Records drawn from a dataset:
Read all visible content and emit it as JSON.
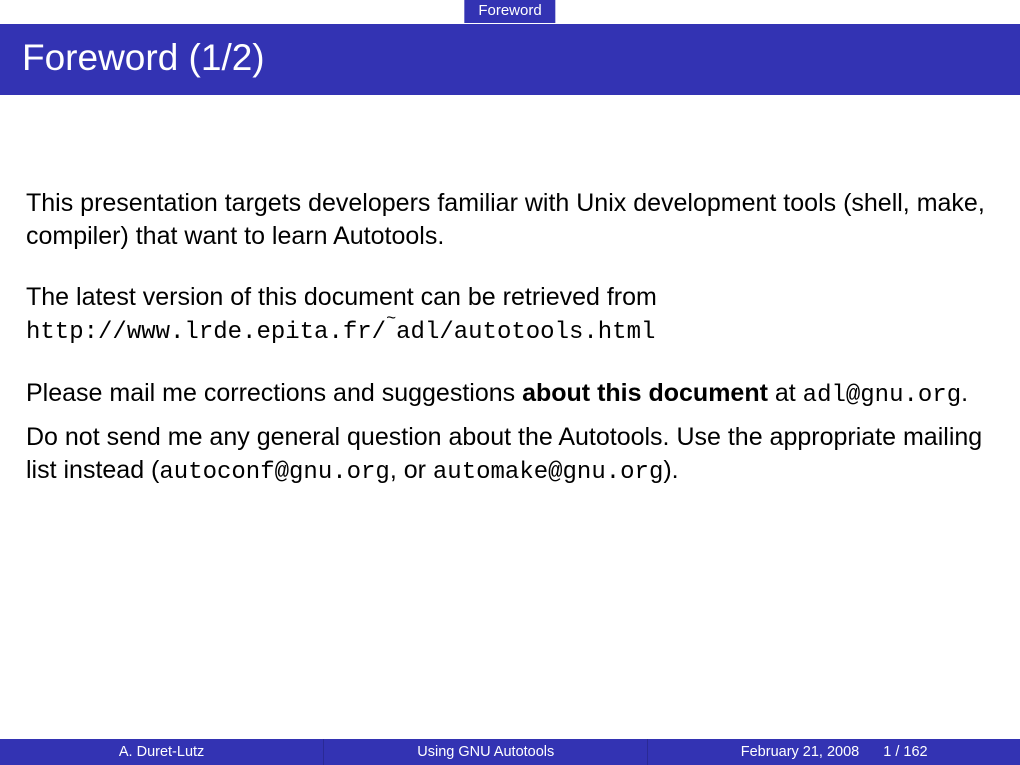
{
  "section": "Foreword",
  "title": "Foreword (1/2)",
  "content": {
    "p1": "This presentation targets developers familiar with Unix development tools (shell, make, compiler) that want to learn Autotools.",
    "p2_a": "The latest version of this document can be retrieved from",
    "p2_url_a": "http://www.lrde.epita.fr/",
    "p2_url_b": "adl/autotools.html",
    "p3_a": "Please mail me corrections and suggestions ",
    "p3_strong": "about this document",
    "p3_b": " at ",
    "p3_email": "adl@gnu.org",
    "p3_c": ".",
    "p4_a": "Do not send me any general question about the Autotools. Use the appropriate mailing list instead (",
    "p4_email1": "autoconf@gnu.org",
    "p4_b": ", or ",
    "p4_email2": "automake@gnu.org",
    "p4_c": ")."
  },
  "footer": {
    "author": "A. Duret-Lutz",
    "title": "Using GNU Autotools",
    "date": "February 21, 2008",
    "page": "1 / 162"
  }
}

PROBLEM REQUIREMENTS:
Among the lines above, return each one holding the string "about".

COMPLETED TASK:
    "p3_strong": "about this document",
    "p4_a": "Do not send me any general question about the Autotools. Use the appropriate mailing list instead (",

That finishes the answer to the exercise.